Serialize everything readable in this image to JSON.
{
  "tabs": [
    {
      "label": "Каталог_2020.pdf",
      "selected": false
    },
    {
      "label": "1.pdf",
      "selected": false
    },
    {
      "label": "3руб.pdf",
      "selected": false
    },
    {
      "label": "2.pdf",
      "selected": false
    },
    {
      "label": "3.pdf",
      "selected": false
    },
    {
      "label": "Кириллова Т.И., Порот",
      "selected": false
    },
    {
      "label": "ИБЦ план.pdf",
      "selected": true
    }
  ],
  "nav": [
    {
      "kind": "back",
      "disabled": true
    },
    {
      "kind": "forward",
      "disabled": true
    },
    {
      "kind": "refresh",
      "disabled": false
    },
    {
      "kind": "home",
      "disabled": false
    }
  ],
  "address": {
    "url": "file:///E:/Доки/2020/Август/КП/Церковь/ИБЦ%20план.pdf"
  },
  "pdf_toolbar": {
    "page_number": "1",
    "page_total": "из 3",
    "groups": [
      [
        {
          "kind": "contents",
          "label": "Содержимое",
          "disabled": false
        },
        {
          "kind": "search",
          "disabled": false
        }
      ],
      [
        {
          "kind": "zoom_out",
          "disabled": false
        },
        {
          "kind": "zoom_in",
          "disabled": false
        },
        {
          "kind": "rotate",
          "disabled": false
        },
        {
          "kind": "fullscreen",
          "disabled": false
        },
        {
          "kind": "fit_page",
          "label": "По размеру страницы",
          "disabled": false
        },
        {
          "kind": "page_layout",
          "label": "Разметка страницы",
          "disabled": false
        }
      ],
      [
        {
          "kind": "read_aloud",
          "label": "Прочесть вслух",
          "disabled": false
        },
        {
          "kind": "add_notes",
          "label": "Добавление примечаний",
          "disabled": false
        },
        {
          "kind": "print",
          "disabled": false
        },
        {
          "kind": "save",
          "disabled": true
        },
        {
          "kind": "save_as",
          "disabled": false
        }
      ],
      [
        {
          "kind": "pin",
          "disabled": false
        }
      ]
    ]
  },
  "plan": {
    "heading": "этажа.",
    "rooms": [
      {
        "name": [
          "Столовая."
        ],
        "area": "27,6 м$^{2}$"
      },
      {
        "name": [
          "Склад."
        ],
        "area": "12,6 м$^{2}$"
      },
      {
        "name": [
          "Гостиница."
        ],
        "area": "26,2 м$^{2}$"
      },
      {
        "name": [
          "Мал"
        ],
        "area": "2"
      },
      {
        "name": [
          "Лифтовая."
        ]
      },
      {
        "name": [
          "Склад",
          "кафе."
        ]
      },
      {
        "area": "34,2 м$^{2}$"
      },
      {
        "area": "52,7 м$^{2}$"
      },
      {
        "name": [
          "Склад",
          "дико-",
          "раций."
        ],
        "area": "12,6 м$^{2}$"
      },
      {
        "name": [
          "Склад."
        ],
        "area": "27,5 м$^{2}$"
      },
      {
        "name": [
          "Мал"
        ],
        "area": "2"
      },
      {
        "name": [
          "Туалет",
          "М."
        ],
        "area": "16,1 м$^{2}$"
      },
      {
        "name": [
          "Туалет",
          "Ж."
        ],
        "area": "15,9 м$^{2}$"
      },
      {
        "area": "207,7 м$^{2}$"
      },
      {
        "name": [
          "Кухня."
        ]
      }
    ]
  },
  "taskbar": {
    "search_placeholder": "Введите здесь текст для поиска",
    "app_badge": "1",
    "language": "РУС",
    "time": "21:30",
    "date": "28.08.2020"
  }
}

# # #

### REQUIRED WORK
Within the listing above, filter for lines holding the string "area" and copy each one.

### RESULT BELOW
        "area": "27,6 м$^{2}$"
        "area": "12,6 м$^{2}$"
        "area": "26,2 м$^{2}$"
        "area": "2"
        "area": "34,2 м$^{2}$"
        "area": "52,7 м$^{2}$"
        "area": "12,6 м$^{2}$"
        "area": "27,5 м$^{2}$"
        "area": "2"
        "area": "16,1 м$^{2}$"
        "area": "15,9 м$^{2}$"
        "area": "207,7 м$^{2}$"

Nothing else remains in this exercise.